=== Task instructions ===
In the records below, how many lines hold the word "your"? Give only the number.

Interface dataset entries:
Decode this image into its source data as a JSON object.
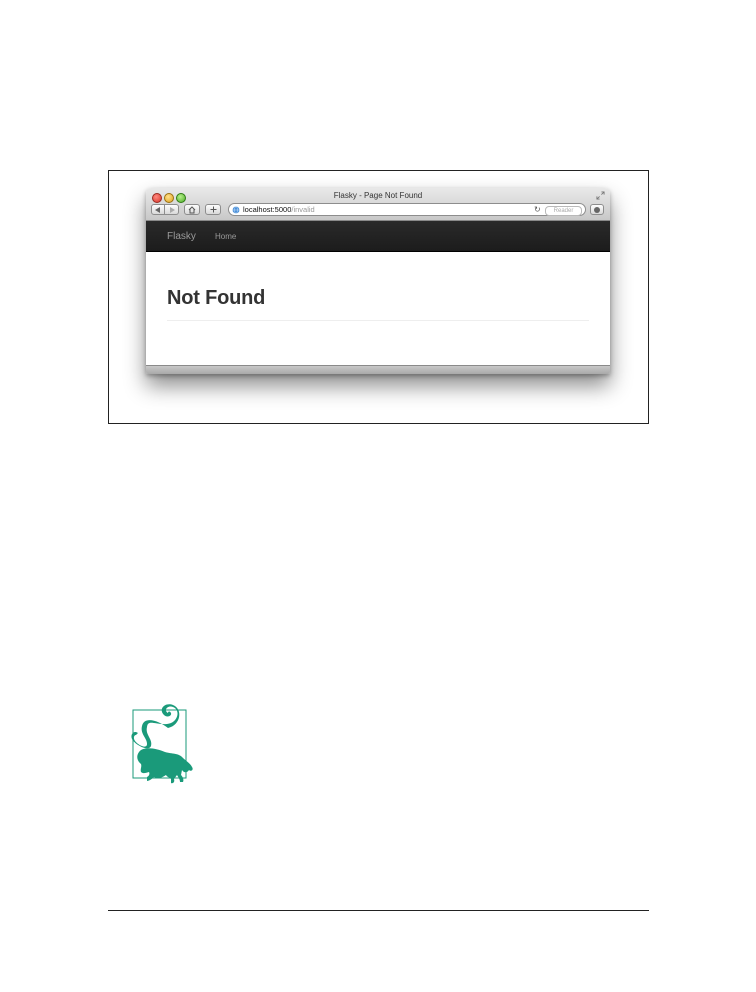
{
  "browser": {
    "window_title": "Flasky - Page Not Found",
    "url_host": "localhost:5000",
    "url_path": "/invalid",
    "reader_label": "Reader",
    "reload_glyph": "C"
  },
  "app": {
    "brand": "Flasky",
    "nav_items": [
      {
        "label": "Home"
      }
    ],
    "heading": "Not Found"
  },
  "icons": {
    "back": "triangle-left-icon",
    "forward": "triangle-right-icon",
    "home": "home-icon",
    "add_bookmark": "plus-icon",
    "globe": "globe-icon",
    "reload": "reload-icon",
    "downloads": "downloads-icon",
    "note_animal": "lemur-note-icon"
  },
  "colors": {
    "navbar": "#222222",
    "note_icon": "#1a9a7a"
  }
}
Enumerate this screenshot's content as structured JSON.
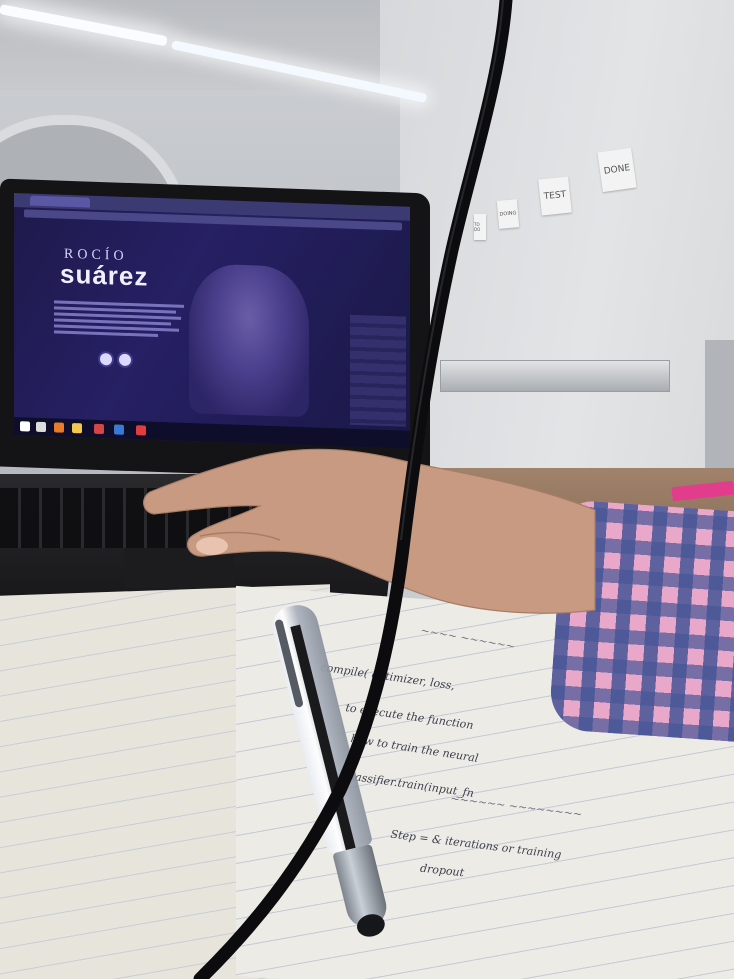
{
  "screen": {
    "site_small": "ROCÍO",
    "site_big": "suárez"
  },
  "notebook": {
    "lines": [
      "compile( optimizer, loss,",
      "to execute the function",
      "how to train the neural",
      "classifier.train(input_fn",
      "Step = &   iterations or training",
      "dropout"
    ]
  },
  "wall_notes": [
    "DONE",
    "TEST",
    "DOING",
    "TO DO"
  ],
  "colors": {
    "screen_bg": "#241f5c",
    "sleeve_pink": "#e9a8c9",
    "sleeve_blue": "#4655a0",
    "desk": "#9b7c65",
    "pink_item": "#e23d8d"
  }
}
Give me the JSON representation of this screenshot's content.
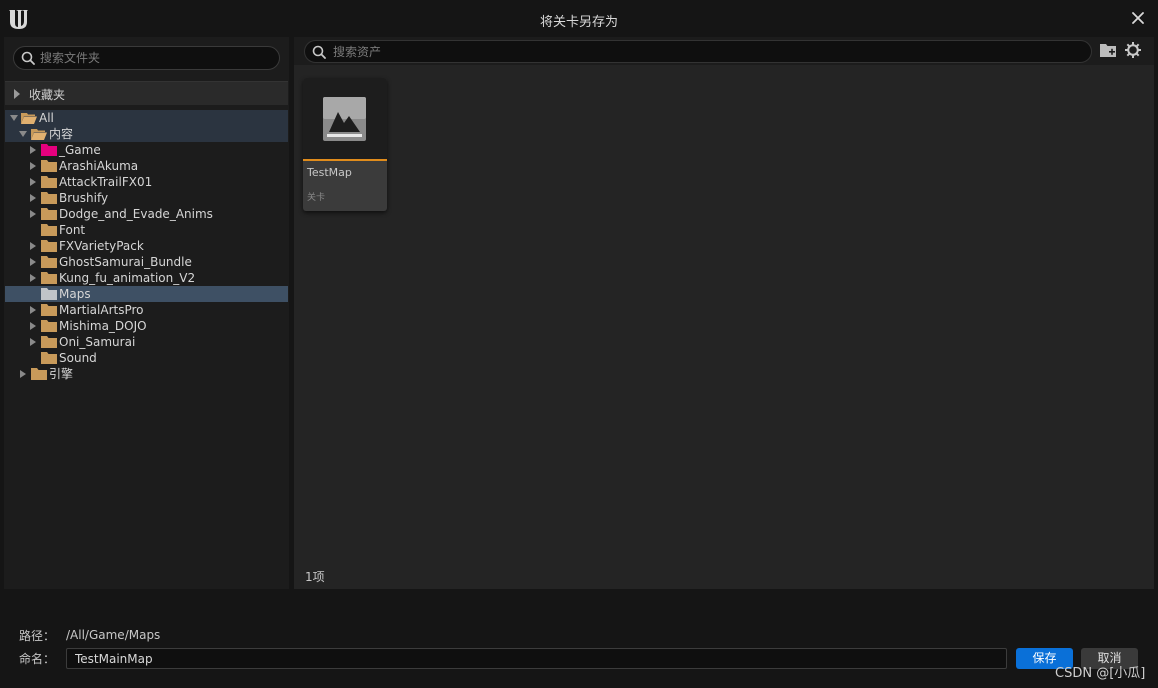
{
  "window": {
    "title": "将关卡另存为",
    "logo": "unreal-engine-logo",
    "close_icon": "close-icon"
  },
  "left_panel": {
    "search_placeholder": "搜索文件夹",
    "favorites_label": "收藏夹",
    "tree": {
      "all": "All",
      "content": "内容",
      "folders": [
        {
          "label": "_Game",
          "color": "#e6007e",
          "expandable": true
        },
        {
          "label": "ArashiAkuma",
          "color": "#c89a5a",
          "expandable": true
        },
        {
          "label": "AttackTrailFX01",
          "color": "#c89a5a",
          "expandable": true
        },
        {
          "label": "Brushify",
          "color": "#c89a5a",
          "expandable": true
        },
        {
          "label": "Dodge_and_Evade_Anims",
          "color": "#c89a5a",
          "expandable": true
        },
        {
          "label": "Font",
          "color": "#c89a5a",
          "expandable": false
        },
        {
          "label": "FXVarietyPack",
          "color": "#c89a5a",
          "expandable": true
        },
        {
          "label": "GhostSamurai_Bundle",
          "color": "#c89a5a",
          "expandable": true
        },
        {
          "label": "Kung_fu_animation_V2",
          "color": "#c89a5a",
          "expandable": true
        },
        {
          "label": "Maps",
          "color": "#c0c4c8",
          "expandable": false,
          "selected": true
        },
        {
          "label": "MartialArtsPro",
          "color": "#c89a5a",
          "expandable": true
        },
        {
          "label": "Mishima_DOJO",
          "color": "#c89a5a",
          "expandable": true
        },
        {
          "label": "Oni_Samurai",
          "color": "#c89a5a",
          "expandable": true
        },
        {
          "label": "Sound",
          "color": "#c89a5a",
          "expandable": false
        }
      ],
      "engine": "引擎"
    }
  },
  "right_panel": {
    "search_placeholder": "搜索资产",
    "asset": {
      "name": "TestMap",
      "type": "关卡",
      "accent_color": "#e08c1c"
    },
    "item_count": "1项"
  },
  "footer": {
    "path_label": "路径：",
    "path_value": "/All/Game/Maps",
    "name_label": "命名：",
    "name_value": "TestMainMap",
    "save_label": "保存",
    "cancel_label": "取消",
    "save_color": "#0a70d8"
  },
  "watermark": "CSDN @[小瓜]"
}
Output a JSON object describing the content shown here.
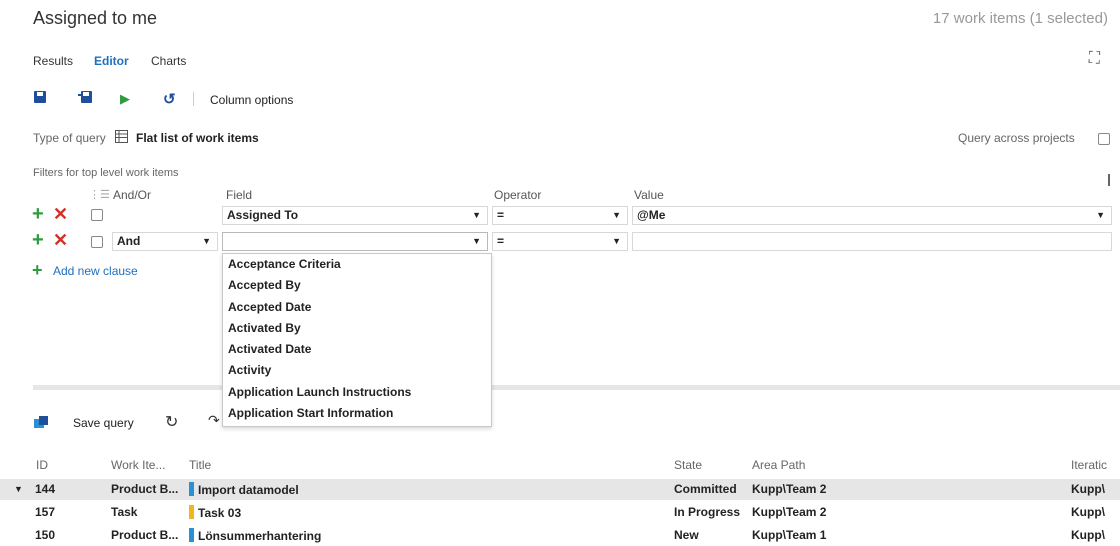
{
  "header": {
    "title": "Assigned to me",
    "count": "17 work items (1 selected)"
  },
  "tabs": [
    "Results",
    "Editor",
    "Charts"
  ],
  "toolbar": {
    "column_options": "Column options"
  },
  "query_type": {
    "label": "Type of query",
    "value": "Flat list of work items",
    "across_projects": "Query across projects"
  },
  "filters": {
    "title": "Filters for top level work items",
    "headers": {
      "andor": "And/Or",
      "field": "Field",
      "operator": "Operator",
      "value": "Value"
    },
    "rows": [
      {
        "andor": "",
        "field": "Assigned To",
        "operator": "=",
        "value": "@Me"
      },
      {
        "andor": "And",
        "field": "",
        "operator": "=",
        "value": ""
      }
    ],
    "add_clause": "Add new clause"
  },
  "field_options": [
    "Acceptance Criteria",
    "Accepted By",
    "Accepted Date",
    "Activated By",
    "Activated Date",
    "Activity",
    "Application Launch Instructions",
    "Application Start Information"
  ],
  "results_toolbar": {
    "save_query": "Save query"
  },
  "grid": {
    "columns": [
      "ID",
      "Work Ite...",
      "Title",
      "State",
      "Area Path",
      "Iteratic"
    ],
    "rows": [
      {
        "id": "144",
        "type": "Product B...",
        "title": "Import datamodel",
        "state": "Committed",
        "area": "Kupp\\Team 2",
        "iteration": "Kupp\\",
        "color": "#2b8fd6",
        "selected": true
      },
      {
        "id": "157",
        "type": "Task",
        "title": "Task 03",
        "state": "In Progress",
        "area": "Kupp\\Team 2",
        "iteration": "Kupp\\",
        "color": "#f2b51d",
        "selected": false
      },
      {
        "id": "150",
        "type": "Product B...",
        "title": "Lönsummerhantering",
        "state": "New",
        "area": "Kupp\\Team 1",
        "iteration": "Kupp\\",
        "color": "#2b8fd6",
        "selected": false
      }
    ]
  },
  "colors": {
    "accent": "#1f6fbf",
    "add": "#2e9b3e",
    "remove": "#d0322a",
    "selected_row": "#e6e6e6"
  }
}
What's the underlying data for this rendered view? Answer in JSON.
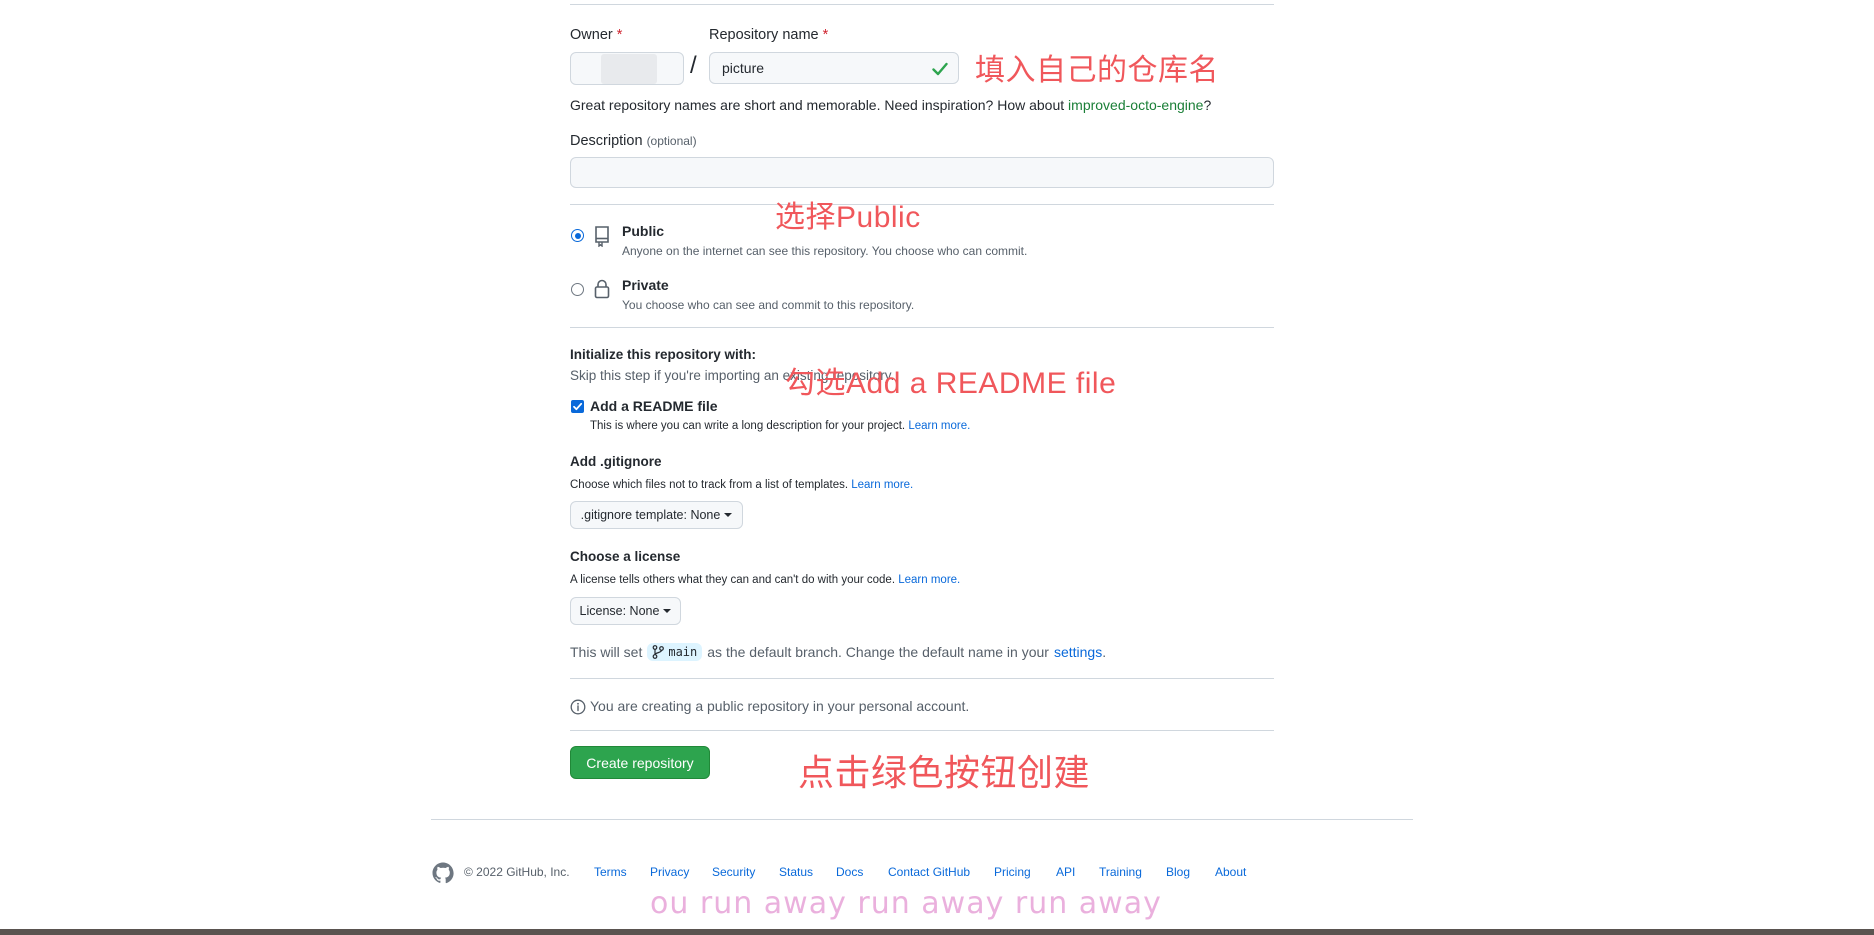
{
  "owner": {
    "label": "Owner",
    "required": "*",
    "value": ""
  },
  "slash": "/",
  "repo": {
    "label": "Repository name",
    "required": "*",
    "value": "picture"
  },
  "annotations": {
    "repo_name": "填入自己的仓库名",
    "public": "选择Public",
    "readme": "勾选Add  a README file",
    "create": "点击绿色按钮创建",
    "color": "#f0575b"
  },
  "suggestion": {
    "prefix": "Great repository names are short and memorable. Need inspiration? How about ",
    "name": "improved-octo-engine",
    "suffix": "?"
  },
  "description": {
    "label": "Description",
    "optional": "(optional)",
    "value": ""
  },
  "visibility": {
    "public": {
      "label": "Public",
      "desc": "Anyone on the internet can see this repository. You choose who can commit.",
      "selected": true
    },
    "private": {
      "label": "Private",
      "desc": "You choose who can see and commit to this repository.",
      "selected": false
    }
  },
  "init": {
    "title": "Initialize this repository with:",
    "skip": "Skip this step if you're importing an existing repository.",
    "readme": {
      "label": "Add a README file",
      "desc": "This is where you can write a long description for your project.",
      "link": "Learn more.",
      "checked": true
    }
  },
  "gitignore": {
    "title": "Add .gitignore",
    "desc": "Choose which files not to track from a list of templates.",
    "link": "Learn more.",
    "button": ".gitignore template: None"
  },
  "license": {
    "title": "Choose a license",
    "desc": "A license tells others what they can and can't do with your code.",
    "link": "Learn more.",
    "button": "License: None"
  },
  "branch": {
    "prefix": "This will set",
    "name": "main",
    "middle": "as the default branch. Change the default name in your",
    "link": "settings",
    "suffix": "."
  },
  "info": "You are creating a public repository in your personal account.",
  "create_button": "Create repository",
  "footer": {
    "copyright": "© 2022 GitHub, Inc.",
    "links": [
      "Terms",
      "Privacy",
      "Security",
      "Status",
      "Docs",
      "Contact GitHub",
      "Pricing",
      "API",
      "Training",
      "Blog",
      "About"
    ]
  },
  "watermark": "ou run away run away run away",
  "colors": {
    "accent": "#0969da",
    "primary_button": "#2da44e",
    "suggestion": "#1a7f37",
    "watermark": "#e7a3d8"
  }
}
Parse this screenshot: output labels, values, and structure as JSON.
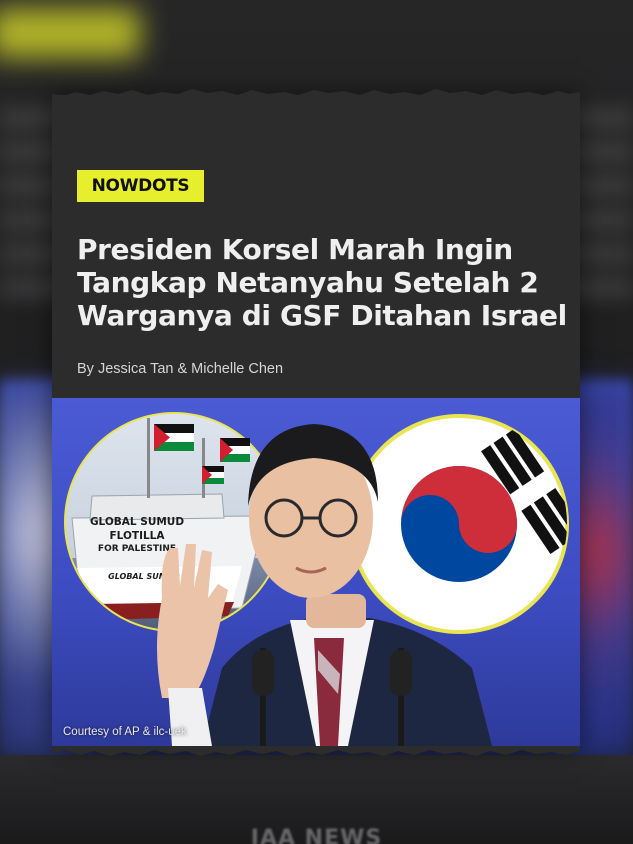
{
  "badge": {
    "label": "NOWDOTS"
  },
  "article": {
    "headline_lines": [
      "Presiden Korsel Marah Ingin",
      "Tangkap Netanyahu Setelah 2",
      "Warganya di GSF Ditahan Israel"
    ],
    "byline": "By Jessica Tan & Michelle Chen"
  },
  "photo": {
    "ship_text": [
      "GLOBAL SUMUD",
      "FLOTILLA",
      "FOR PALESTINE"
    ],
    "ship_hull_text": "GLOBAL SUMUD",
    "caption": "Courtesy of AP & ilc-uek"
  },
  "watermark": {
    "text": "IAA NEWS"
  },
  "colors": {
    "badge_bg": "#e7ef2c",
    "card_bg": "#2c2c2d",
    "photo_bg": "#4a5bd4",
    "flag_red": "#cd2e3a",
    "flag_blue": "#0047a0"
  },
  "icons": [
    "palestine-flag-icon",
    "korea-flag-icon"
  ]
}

=== Result of this exercise ===
4